EMBARGOED UNTIL 00.01 THURSDAY 10 JANUARY 08 Medway’s results rise again, to above the national average MEDWAY schools are celebrating their best ever GCSE exam results – the third year in a row that results have improved. The latest figures published on Thursday 10 January by the Department for Children, Schools and Families (DCSF - previously known as the DfES) reveal that a greater number of Medway students have gained five or more GCSE (or equivalent) passes at A* to C grades than ever before, and have exceeded the national average. The students took these exams in the summer of 2007, but the need to allow time for appeals and number-crunching means that this is the first time the figures have been made public. In the exams taken last summer, nearly 64 per cent of pupils achieved this target, compared to 56 per cent the previous year, a rise of 8 percentage points. The National Average for 2006/07 was 62 percent, an increase of 3 percentage points on last year. Medway’s schools also did better than the national average in the number of students achieving five or more GCSE (or equivalent) grades at A*-C including English and mathematics. At 47 percent, this equals the national average. The Medway increase of almost 3 percentage points on last year is triple the national increase of 1 percentage point. Medway’s schools continue to do better than the national average in the number of students achieving five or more GCSE (or equivalent) passes at A* to G grades. At 93 per cent, this compares to a national average of 92 per cent. In all previously published measures, Medway has improved upon performance last year.

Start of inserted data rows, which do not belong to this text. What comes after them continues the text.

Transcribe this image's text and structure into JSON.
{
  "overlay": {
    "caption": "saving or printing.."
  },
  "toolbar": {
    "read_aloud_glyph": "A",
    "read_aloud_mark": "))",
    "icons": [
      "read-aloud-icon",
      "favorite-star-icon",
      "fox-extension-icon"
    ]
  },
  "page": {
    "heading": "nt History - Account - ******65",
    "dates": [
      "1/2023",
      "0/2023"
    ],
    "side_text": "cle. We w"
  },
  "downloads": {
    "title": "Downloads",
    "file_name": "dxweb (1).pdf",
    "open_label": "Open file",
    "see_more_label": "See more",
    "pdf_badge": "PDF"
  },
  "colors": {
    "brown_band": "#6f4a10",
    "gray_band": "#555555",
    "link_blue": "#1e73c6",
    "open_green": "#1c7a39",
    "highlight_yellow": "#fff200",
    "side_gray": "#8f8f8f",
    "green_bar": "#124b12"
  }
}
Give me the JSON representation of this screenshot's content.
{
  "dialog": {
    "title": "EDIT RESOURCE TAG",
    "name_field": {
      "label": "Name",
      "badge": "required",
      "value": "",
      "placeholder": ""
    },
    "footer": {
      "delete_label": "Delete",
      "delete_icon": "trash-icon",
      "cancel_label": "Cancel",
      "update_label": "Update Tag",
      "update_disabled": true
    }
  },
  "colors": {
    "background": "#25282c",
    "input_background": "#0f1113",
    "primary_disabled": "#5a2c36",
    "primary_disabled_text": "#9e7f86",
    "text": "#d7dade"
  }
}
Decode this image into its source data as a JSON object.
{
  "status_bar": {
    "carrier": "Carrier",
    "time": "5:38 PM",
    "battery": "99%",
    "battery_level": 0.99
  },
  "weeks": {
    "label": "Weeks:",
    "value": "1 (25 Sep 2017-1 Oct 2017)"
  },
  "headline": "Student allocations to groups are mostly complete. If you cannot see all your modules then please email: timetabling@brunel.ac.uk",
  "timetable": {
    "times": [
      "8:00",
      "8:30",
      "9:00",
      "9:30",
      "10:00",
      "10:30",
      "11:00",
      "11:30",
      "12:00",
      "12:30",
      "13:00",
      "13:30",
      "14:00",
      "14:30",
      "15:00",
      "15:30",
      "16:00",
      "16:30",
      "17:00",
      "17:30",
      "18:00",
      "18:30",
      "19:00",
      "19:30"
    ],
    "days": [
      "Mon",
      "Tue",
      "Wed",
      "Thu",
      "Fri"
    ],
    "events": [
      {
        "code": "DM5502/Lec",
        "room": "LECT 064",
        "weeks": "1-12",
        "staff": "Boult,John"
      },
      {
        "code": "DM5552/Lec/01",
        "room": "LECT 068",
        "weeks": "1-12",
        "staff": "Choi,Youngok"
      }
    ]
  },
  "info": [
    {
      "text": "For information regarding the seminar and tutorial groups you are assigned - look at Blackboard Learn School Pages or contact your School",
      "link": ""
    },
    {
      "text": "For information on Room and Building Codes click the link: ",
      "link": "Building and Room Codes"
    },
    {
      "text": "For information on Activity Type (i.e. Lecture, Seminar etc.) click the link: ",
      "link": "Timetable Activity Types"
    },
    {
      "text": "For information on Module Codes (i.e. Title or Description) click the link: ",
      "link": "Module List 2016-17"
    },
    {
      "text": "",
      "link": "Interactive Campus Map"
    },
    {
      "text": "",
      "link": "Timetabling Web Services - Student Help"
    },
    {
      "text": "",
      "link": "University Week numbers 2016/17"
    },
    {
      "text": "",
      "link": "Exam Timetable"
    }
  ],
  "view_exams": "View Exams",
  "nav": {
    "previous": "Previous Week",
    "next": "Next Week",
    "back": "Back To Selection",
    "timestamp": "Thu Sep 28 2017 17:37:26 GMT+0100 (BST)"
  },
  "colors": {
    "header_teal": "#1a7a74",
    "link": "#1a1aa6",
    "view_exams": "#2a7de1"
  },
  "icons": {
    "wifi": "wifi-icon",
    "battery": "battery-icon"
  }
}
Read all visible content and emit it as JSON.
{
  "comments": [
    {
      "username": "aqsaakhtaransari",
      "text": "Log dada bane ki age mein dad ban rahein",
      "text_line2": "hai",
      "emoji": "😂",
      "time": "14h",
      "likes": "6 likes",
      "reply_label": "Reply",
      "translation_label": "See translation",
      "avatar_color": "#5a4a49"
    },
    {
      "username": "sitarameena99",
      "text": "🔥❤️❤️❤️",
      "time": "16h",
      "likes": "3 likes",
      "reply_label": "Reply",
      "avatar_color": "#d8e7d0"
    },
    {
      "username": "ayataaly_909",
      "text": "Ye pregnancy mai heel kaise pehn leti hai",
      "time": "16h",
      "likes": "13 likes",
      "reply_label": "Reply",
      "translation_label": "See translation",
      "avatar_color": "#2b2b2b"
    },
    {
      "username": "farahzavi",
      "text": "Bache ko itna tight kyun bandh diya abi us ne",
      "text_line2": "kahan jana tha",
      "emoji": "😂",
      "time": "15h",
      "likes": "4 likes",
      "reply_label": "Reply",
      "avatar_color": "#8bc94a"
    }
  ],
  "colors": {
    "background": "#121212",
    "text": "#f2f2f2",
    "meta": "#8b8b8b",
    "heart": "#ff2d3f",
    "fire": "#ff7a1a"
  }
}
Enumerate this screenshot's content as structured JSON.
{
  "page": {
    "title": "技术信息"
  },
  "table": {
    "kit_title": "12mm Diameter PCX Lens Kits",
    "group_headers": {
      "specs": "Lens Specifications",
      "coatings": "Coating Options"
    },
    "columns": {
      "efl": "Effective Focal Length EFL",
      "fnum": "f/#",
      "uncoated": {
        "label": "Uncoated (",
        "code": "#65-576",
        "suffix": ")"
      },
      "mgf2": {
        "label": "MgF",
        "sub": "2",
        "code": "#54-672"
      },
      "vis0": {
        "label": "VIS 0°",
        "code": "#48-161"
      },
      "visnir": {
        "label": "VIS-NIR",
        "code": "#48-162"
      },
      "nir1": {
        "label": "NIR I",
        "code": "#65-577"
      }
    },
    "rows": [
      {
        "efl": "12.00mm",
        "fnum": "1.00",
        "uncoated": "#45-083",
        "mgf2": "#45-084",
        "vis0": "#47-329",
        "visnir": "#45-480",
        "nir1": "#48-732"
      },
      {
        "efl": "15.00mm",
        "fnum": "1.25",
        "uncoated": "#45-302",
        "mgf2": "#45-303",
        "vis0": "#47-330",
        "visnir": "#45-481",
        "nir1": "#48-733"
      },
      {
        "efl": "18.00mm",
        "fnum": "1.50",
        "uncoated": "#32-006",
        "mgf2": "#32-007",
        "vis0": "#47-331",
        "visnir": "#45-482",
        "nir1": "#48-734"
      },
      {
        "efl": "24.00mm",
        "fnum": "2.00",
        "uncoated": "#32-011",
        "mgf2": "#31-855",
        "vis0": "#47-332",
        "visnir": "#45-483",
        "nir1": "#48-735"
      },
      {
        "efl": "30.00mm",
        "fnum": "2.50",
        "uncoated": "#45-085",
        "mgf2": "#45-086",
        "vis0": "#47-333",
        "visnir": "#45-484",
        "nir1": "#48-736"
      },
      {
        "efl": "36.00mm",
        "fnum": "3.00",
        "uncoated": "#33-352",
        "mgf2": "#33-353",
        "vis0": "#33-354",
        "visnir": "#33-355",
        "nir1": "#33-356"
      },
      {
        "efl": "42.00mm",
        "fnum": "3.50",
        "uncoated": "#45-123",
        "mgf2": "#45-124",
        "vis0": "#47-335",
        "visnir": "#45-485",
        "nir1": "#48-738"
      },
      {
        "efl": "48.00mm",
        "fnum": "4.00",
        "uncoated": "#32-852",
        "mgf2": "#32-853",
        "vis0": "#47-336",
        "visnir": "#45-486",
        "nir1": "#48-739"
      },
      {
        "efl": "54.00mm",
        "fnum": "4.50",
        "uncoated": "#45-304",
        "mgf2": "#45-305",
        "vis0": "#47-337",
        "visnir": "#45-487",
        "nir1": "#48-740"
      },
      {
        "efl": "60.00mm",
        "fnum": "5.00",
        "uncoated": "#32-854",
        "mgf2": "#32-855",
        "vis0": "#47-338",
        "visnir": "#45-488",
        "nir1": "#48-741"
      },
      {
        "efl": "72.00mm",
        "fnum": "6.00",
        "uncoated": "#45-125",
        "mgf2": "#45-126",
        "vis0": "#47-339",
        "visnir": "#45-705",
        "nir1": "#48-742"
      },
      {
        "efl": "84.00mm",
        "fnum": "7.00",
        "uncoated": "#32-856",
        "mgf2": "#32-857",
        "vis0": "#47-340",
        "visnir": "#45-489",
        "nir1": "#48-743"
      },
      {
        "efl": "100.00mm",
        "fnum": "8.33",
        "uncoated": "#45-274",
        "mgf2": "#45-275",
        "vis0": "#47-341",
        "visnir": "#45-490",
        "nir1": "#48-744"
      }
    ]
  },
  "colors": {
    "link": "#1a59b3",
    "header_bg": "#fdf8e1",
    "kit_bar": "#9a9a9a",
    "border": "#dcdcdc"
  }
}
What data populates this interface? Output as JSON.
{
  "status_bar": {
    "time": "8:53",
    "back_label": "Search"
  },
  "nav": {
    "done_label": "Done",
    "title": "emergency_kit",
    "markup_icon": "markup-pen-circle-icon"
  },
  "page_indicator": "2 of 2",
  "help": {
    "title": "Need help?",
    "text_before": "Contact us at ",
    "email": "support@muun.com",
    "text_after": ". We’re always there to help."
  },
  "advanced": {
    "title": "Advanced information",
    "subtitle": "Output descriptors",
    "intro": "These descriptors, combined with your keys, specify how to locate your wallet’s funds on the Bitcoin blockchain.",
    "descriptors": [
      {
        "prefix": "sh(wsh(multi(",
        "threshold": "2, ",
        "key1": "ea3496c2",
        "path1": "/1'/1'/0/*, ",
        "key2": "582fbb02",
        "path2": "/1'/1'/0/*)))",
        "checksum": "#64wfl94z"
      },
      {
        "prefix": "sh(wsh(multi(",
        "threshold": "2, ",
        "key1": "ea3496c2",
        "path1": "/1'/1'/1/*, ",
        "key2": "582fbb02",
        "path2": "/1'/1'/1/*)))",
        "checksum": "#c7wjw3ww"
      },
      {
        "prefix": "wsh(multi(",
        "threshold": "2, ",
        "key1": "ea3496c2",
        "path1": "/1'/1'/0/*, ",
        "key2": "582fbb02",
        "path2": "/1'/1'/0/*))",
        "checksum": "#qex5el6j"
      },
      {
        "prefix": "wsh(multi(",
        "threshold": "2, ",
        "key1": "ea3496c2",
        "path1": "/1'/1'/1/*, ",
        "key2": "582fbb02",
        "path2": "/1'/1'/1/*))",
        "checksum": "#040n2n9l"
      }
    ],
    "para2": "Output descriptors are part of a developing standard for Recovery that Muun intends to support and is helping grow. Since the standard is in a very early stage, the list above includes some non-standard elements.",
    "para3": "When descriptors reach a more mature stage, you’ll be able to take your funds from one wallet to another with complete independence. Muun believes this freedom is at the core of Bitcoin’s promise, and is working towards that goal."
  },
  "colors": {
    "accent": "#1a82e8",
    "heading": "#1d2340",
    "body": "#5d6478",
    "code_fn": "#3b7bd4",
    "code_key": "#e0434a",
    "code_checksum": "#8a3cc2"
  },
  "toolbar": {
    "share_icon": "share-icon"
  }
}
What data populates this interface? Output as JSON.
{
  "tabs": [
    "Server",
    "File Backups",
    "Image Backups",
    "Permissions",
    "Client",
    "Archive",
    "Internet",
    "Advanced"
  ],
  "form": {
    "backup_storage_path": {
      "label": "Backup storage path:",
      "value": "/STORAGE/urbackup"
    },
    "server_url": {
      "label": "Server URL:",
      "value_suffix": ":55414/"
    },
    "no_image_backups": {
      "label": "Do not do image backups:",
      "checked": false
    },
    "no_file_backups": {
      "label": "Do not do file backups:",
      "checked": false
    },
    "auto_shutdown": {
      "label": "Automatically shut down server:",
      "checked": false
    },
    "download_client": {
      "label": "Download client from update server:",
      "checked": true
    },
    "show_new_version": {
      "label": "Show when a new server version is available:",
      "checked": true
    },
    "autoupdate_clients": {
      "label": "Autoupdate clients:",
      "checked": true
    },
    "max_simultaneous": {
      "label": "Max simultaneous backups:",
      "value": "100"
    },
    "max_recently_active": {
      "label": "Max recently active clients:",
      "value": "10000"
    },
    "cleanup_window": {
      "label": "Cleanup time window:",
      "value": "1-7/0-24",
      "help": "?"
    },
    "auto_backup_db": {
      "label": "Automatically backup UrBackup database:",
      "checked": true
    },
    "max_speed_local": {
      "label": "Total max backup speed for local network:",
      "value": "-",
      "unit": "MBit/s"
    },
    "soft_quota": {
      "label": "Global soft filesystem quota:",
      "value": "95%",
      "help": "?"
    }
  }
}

There are a number of success stories across Medway: New Brompton College, Gillingham, has again made an excellent improvement. Standards published this week continue to rise with 42 per cent of pupils gaining five or more GCSE (or equivalent) passed at A*-C grades, compared with 24 per cent last year and only 9 per cent the year before that. On the national measure of pupil progress between age 11 and 16 (known as contectual value added), New Brompton achieved better than 95 per cent of schools in the country. The results at Temple school, Strood, have also improved well this year. The proportion of its pupils gaining five or more GCSE (or equivalent) passes at A* to C grades rose to 38 per cent this year compared with 17 per cent previously . On the five or more GCSE (or equivalent) passes at A* to C grades including English and mathematics there has also been a good increase increase, from 2 per cent in 2005/06 to 16 per cent in 2006/07 Post-16 Results Best ever results Post-16 Medway’s post-16 results are also the best ever. Achievement is measured by the average number of UCAS points scored by each student, and by the average number of points achieved in each exam. On both measures, Medway students have improved on previous years. Participation Post-16 has also increased, with more students than before choosing to continue in learning and enhance their qualifications. Although Medway’s Post-16 score is below the national average, the choice of subjects and qualification types available to its students is now wider and more diverse than ever before and we are confident that the trend of improvement will continue. Medway Council’s Portfolio Holder for Children’s Services, Cllr Les Wicks, said: “This year’s data demonstrates that Medway schools have achieved a significant increase in students staying on and succeeding with no drop in standards. "Year-on-year improvement is difficult to sustain but that is what is happening in Medway. We want even more success for all our youngsters and I am confident we will continue to achieve it.” Director of Children’s Services, Rose Collinson, said: “Overall at Key Stage 4 and post-16 these tables represent very good news for Medway’s students and schools. Nationally we’re very much punching our weight and I’m particularly delighted that young people are not only achieving well at age 16 but they are staying on and succeeding post-16. “Together with our local university partners and through the Progression Compact, Medway young people are very well equipped to continue learning at university, college or to go onto good jobs with training.” [end]